I’d usually adopt a more flexible approach to my afternoons and would change my plans slightly based on how I would feel, what the weather would be like (super warm, rainy, or just mild temperature) and what my food/drinks status was. If I wouldn’t feel energised, I would try and reach my minimum next destination and maybe spend a bit more time during lunch, or drinking tea with Bedouins (more on that in a second). If I would feel really good, I would push for the next feasible camping site. When planning for water, I first anticipated I would need to refill my supplies at Humeima (a slight detour), but when arriving near Humeima, I had more than enough water to last for the next village, Shakriya, so I pushed for a later camping site.
The only day where I felt a bit pushed and pressured for time was my fifth day on the trail. I had decided to combine section 703 and 704 and hike from Wadi Al-Saif to Wadi Gseib (703) and on to Wadi Aheimar (704). I felt good, so decided to see if I could do a few kilometers from the next section (705) towards Humeima. But as I was well on my way, it started to rain. Rain in this time of year could potentially worst case lead to flash floods. And that’s something avoid – better safe than sorry. As the first part of the section is mainly through wadi, I felt the need to push towards the wild camp spot around kilometer 10.9 at Ain Aheimar, to make sure I was safe on higher ground (to avoid any chance of flash flood issues). Stressed by time (because of falling darkness), I really had to push to make it in time, clocking a total of 38km that day and arriving when it was already getting dark.

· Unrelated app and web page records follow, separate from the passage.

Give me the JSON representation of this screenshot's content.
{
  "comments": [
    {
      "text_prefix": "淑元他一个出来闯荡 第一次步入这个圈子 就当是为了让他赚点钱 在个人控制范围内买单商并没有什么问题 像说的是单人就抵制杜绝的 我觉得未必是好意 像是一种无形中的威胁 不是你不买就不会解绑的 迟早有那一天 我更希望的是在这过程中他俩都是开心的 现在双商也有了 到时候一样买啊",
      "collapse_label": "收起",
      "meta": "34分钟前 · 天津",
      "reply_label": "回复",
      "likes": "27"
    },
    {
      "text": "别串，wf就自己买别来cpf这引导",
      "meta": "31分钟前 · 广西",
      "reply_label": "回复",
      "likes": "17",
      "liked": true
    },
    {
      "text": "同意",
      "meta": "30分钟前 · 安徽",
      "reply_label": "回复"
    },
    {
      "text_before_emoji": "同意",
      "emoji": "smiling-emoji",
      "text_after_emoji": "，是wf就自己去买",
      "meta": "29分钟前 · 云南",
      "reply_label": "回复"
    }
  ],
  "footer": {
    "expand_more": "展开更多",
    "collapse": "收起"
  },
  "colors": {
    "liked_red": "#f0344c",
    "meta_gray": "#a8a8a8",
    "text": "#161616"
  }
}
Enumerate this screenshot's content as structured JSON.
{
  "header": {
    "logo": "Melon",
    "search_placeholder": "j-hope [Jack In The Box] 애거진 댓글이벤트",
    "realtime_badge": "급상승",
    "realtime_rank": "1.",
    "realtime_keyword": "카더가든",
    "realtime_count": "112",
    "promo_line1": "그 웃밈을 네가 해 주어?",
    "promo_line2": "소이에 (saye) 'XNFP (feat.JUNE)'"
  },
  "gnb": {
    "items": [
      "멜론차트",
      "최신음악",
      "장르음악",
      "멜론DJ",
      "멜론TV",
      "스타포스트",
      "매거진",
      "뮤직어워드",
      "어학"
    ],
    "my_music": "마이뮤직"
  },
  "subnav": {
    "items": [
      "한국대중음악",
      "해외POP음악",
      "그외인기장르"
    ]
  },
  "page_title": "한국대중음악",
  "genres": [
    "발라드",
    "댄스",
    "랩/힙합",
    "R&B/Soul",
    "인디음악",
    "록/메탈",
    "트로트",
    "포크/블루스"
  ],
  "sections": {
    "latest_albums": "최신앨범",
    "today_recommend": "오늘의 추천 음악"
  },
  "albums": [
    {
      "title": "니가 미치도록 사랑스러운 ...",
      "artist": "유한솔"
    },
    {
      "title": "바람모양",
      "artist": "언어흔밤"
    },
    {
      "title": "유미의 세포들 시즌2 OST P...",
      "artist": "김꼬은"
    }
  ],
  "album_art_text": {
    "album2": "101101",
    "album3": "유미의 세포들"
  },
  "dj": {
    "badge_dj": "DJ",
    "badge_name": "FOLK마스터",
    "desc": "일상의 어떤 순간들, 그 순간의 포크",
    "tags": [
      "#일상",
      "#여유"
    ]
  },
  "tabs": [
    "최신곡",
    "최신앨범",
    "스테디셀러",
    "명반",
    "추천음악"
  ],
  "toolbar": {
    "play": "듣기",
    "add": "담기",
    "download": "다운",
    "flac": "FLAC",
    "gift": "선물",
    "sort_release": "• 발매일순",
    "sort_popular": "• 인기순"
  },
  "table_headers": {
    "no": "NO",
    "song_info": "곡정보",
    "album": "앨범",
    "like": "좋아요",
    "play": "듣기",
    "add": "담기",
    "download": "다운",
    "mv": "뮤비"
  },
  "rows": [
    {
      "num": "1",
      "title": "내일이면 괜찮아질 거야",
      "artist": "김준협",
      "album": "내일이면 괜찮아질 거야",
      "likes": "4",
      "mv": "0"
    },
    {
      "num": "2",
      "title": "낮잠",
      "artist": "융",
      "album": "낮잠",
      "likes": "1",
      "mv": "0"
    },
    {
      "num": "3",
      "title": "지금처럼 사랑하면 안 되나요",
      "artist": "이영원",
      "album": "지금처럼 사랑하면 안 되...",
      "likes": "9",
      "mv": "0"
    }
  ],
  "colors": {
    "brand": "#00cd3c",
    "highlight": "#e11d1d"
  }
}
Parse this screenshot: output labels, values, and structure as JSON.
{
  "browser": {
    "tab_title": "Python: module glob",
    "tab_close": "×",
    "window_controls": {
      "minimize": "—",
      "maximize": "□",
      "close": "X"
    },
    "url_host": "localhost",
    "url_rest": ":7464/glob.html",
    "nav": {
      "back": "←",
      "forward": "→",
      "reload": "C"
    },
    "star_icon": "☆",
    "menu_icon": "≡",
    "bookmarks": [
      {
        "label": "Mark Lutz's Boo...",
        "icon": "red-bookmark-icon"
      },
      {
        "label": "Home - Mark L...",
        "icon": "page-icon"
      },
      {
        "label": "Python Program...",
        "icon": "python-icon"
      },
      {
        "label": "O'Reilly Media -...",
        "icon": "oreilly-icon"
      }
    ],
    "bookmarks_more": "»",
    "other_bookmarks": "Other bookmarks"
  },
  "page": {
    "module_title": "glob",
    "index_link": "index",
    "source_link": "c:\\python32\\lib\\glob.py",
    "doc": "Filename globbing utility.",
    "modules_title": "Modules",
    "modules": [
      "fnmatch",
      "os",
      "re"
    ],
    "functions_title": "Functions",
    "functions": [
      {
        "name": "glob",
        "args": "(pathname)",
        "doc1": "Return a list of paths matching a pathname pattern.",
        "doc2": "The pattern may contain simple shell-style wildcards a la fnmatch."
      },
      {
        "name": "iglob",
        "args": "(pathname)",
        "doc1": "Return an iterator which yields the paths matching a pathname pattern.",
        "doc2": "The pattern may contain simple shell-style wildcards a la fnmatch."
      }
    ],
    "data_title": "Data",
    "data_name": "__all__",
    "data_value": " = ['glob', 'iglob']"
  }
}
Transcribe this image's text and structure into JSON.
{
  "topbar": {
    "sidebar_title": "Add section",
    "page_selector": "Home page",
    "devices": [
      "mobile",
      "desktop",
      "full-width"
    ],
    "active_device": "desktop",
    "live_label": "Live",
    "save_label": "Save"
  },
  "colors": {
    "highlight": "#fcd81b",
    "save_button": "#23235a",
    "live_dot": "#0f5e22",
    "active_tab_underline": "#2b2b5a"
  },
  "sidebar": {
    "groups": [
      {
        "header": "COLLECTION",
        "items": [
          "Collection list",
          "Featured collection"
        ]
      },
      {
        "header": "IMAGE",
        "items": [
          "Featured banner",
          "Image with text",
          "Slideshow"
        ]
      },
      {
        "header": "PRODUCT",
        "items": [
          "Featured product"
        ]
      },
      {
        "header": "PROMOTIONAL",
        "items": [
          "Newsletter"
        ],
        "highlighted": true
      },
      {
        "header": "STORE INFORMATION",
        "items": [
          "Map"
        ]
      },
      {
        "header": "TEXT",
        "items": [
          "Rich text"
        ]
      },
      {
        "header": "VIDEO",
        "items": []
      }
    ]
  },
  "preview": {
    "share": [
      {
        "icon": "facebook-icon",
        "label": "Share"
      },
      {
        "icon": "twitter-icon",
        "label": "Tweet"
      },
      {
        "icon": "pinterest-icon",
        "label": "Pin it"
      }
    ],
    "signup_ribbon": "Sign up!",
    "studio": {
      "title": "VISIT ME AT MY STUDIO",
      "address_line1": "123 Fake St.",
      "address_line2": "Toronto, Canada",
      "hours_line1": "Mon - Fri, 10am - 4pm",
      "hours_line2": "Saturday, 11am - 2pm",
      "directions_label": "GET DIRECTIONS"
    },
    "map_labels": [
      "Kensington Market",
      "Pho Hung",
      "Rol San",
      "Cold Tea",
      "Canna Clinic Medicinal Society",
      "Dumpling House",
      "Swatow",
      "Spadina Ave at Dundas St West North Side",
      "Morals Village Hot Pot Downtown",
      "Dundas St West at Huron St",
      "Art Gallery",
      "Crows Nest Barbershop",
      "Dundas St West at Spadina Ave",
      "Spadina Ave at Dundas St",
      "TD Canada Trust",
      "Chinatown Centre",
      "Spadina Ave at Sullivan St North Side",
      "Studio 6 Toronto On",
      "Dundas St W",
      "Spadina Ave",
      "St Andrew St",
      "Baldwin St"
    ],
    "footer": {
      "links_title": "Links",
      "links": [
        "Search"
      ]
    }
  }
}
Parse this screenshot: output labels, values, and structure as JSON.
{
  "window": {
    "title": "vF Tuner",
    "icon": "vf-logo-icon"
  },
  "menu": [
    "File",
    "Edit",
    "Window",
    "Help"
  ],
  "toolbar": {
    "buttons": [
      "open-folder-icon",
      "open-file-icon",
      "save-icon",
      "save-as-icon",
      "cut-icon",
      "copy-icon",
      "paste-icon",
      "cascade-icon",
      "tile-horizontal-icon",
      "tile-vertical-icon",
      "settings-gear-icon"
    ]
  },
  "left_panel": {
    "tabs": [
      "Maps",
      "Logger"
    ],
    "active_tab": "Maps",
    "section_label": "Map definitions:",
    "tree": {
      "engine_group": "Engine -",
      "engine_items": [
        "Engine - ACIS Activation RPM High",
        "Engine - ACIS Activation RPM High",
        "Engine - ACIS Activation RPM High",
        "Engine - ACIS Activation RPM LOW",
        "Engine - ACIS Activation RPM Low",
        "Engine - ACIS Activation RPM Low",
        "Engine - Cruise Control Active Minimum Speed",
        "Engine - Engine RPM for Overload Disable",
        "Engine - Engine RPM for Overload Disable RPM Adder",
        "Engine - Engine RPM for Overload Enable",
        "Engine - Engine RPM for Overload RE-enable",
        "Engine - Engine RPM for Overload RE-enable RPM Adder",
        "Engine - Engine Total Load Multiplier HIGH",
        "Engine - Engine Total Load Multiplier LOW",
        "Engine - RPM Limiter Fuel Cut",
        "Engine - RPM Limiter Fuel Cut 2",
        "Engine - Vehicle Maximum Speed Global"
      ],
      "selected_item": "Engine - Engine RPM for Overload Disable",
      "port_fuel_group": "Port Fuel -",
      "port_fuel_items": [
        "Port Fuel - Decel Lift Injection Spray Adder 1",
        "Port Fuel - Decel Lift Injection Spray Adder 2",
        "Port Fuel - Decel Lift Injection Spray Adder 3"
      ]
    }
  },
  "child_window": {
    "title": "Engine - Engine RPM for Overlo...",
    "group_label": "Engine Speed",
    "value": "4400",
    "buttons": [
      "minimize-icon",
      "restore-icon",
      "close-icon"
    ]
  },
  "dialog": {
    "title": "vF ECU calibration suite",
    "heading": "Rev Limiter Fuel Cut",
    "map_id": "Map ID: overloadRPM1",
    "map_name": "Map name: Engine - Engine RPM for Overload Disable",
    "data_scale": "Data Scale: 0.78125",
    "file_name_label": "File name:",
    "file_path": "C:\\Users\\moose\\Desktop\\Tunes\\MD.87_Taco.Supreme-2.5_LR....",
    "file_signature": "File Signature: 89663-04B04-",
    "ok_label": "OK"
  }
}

And then … Bedouins … my Bedouine routine (?)
Another recurring theme on the trail is Bedouin encounters. In general, they are the most warm, welcoming, inviting people you’ll ever meet. Only once on the trail I passed a tent where an older lady made sure to gesture me that I had to move on and get away. The other exceptions are the touristy areas around Petra and Wadi Rum, where over-tourism nudged bedouins into trying to make a profit out of every foreigner interaction – a “welcome tea” is often a commercial interactions. But apart from these few exceptions, your encounters with local bedouins will be amazing.
In the touristy areas around Petra and Wadi Rum I tend to politely decline invitations with a “no thank you” and/or explaining the end point of that days hike, usually giving the context for them to understand why I don’t want to spend time drinking tea. In the other areas, I would usually at least make a small chat (usually asking for the weather/rain, specifics about nearby trails or wells) and -if I would feel like it- join them for tea or even dinner. It was often a welcome, uplifting and energising break during long hiking days.
Evening routine on the Jordan Trail
Finally, the evening routine is mainly dictated by the sun set. In this time of year in Jordan, it is really getting dark around 16h45. That means I’d ideally reach my camp site of the day around 16h15, 16h45 latest. After checking out for the day using my Garmin InReach telling selected friends and family that I’m ok and where my camp is, I’d usually start boiling water and in the meantime set up my tent, which would mean I would usually have boiling hot water, by the time my tent was pitched, my inflatable mattress was ready and I had prepared my tent to go to sleep.
And after dinner, it’s usually brushing teeth, using a wet/wilderness wipe to at least have some sense of hygiene/cleanliness, taking off my lenses and get tot sleep. All usually before 18h00. That seems like insanely early, but is no luxury after 8+ hour hiking days usually and it often takes only a few minutes before me falling asleep.
And then … well … repeat routine.